Remember the fundamentals

If a recession occurs, it could be tempting to move quickly and dramatically, perhaps by changing your targets or your sales procedures. However, harsh measures aren’t always the best course of action. Going back to what made your business great in the first place is frequently the best remedy for a new problem.

“Revisiting your focus and foundations, such establishing your ideal client profile, target personas, territories, verticals, etc., is the best thing a sales org can do [during disruptions like a recession],” said Batrawy.
Regardless of market shifts, your team should be able to close deals confidently and effectively by retraining sales agents in the art of the sales call and consultative selling or by reverting to tried-and-true sales approaches. Look through your data to find call scripts, email templates, and other strategies that have previously been successful, then use the chance to retest them.

“Over the years, I have experienced both the ups and downs of our economy. Going back to the fundamentals will be important if there is a recession, said Lori Richardson, president of Women Sales Pros and CEO of Score More Sales. “Keep the noise out and concentrate on the tasks at hand.”

Give importance to representative support and wellness

In times of uncertainty, loyalty and morale can be tested to the limit. Richardson advises sales leaders to concentrate on assisting and motivating staff members because of this. She stated that sales representatives could leave if they don’t show empathy or empowerment and will go where they are appreciated, not just tolerated.
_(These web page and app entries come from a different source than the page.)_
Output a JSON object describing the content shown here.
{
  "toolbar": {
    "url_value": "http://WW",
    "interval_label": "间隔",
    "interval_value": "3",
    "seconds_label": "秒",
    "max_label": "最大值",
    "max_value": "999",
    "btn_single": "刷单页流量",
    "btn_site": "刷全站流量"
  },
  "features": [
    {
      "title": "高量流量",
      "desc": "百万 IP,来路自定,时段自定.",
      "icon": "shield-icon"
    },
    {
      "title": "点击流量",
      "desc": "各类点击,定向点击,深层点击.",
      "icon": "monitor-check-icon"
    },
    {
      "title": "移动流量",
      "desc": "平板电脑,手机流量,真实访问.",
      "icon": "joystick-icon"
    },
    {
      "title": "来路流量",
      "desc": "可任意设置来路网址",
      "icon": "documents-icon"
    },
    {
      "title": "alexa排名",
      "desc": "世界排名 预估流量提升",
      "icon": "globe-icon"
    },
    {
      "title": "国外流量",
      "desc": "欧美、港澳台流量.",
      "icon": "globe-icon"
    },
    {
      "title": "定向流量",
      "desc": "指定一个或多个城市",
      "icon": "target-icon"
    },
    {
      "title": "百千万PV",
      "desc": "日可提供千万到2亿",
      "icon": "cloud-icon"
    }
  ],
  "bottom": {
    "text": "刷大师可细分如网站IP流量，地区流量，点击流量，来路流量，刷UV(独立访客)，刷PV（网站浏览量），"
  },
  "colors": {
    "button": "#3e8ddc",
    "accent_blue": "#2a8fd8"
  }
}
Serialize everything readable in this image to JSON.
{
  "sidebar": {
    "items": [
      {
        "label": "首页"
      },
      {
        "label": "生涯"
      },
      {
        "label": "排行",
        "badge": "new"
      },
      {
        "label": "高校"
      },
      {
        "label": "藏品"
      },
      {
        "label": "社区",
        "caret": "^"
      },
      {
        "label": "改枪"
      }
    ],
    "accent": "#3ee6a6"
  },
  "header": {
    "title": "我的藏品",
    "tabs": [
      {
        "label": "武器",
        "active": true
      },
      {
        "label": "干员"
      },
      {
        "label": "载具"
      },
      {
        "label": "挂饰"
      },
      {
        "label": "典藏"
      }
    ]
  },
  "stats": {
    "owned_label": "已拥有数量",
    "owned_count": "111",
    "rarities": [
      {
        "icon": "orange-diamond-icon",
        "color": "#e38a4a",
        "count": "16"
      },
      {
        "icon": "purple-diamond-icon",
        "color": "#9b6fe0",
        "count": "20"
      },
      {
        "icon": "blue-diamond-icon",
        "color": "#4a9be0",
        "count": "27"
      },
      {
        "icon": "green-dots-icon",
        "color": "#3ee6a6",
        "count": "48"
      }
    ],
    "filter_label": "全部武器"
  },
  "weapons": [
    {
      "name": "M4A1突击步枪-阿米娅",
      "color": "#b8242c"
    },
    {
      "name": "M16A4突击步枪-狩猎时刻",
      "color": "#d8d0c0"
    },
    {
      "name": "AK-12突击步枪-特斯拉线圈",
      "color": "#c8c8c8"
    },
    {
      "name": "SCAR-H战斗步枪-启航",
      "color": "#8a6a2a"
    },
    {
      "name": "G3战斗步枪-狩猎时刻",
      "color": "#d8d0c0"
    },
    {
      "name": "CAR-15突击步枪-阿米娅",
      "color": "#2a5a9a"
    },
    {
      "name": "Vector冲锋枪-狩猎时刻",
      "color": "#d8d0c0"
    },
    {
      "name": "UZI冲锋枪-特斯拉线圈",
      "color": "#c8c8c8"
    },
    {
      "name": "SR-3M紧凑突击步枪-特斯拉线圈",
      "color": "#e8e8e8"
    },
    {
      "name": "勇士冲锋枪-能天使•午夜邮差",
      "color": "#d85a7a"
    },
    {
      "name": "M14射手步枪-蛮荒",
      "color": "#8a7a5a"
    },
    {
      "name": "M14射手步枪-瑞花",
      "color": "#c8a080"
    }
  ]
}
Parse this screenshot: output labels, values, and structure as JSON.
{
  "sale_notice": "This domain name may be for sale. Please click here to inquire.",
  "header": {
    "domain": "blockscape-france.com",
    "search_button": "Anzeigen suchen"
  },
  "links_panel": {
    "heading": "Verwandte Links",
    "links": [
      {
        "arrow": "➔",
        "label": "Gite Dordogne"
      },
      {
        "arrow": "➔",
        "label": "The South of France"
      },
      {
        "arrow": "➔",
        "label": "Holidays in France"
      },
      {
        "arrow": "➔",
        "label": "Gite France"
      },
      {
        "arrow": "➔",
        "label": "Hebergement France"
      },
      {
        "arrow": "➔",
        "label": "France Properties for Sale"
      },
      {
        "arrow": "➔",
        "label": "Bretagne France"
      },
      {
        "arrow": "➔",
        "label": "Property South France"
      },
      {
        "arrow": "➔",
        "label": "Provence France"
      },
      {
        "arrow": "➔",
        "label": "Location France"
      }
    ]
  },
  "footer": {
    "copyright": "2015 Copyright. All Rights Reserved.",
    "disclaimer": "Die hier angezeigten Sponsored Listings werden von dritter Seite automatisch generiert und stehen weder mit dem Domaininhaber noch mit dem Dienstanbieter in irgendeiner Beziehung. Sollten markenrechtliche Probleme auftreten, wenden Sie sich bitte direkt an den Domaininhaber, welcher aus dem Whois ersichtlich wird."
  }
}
Provide representatives with office hours so they can stop by or call to discuss issues. Give your reps some downtime after the quarter-ending sprints so they can recover. Discover innovative ways to celebrate victories, such as kudo boards or handwritten congratulations, if you don’t have the funds for lavish rewards, outings, or team meals. Little compliments can have a big impact on morale.
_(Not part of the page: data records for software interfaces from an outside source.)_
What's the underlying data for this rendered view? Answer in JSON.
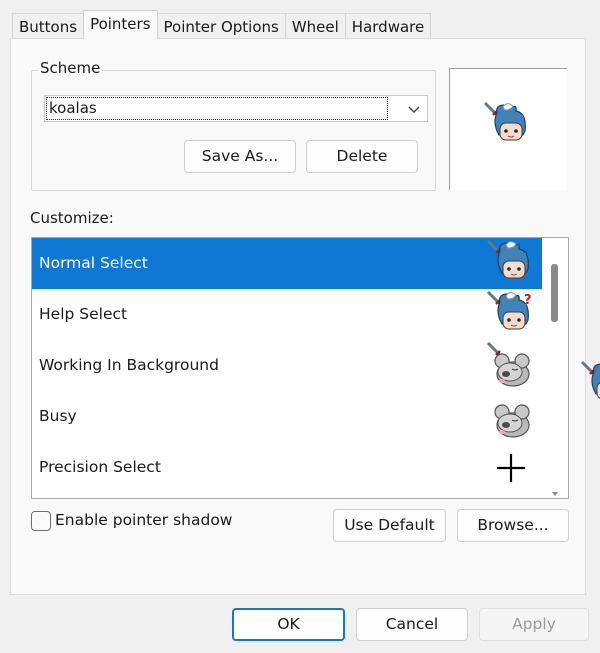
{
  "tabs": [
    "Buttons",
    "Pointers",
    "Pointer Options",
    "Wheel",
    "Hardware"
  ],
  "active_tab": "Pointers",
  "scheme": {
    "group_label": "Scheme",
    "value": "koalas",
    "save_as_label": "Save As...",
    "delete_label": "Delete"
  },
  "customize_label": "Customize:",
  "cursors": [
    {
      "label": "Normal Select",
      "icon": "boy-cursor-icon",
      "selected": true
    },
    {
      "label": "Help Select",
      "icon": "boy-help-cursor-icon",
      "selected": false
    },
    {
      "label": "Working In Background",
      "icon": "koala-working-cursor-icon",
      "selected": false
    },
    {
      "label": "Busy",
      "icon": "koala-busy-cursor-icon",
      "selected": false
    },
    {
      "label": "Precision Select",
      "icon": "crosshair-icon",
      "selected": false
    }
  ],
  "shadow_label": "Enable pointer shadow",
  "shadow_checked": false,
  "use_default_label": "Use Default",
  "browse_label": "Browse...",
  "footer": {
    "ok_label": "OK",
    "cancel_label": "Cancel",
    "apply_label": "Apply",
    "apply_enabled": false
  },
  "colors": {
    "selection": "#0f78d4",
    "ok_border": "#0f78d4",
    "boy_hair": "#3f83b8",
    "koala_fur": "#a9a9a9"
  }
}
“Going back to the fundamentals will be important if there is to be a recession. Keep your attention on the tasks at hand and block out distractions” – Lori Richardson, CEO of Score More Sales and president of Women Sales Pros
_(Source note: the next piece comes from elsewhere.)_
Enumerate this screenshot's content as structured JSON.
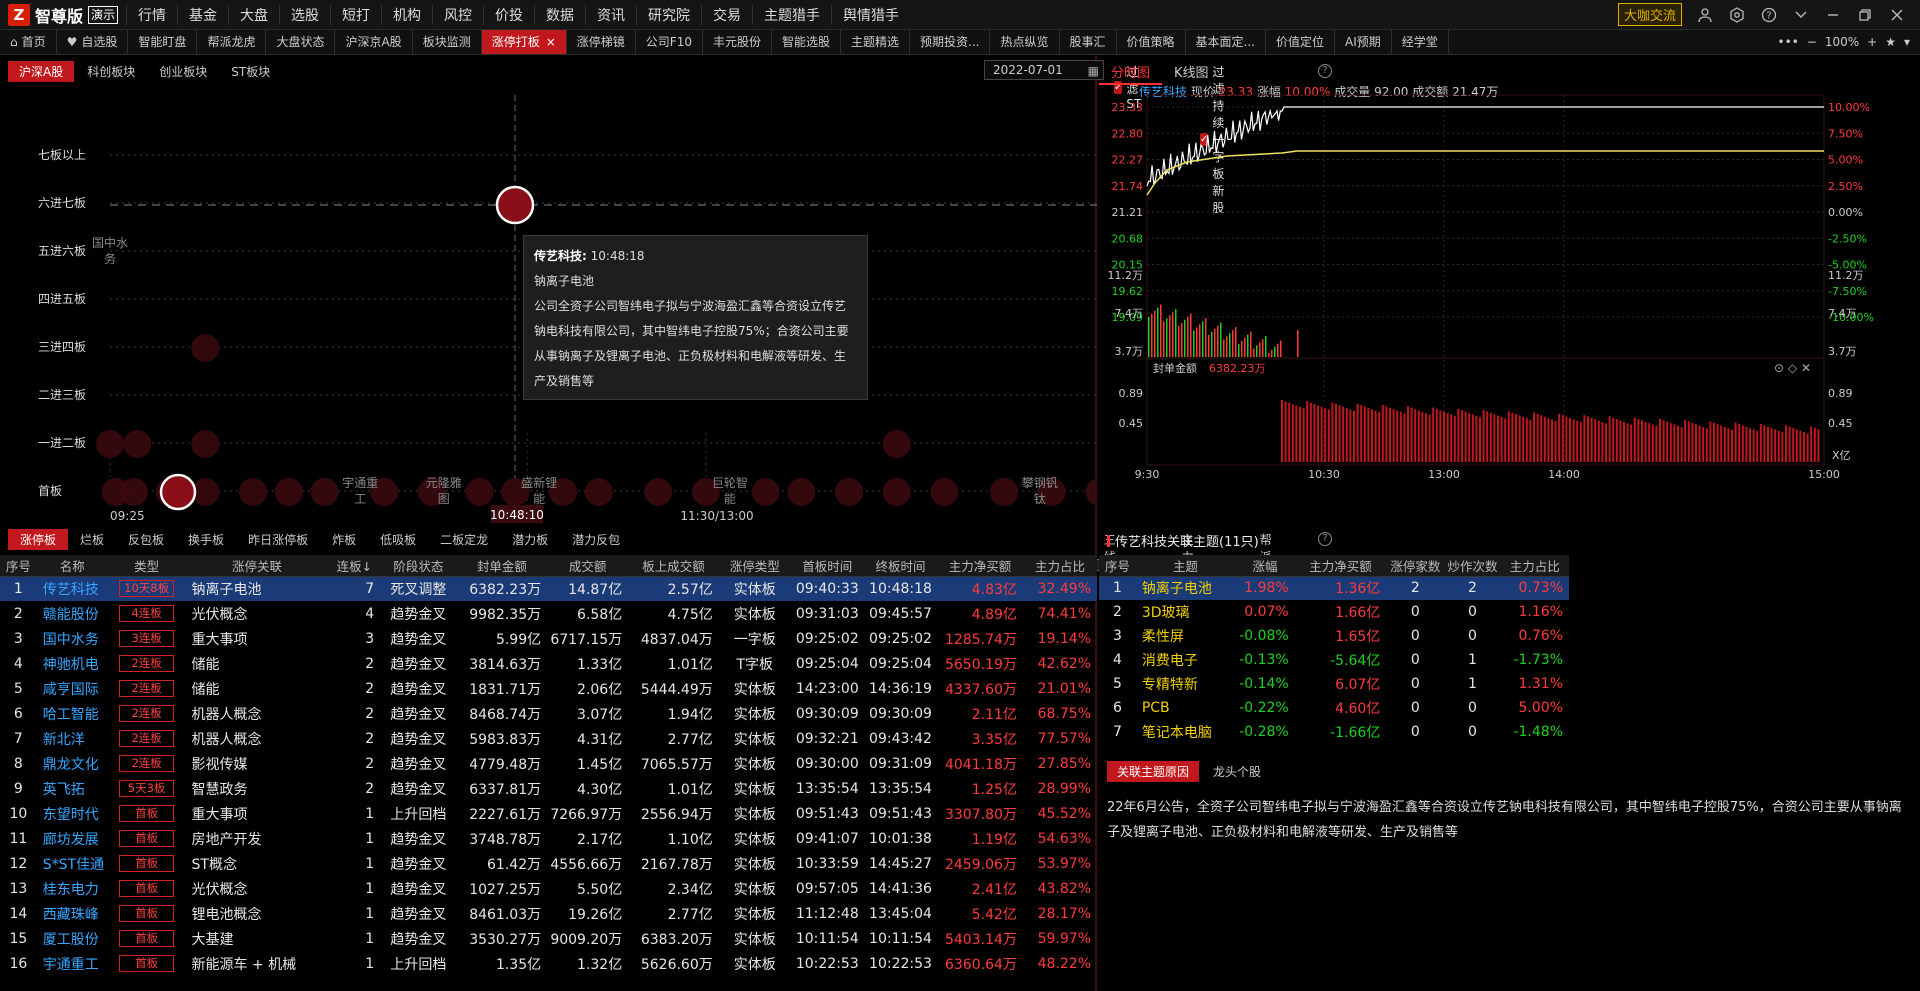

Acknowledge your knowledge and your ignorance

Economic recessions are complex and unique in their ways. The way you respond, however, should be as transparent as possible for the people you supervise. They want to know if they can rely on you to act in the best interests of the business and, more particularly, of everyone in the sales org. Transparency is the foundation of that trust.

According to Richard Harris, founder, and CEO of The Harris Consulting Group, “be 100% open and honest with your employees about what’s occurring in your organization, even if it means saying, “I don’t know.” “By saying you don’t know if you’re going to have layoffs or if targets will be changed, you will gain more loyalty and trust from your staff.”

Focus on what you can control

Even the most optimistic sales leaders might become uneasy due to changing client wants, inflation concerns, and the potential for corporate layoffs, which is why it’s so crucial to give the things you can control a priority. Although you have no control over the global financial system, you can concentrate on the areas where your company is doing well and where it is struggling. Spend some time determining the “why” in both situations so that deals don’t fall through the cracks.

For instance, if a transaction appears to be stagnating in the middle of contract negotiations, ascertain what deal modifications took place just before the most recent contact with the prospect. If anything doesn’t suit the needs and desires of the prospect, especially concerning key deal details like cost, contract length, and payment terms.

Investigate the potential customer to learn what might be happening in their company that might be delaying the deal. And wherever you can, get more details from the potential customer so you can tailor the deal to suit their requirements.

According to Harris, we lose agreements because we don’t ask the correct questions, not because of the economy or a rival. Examine your exit criteria and sales procedure. You need to figure out why more than 5% of your deals are failing and change it. Never let receiving that information come as a surprise.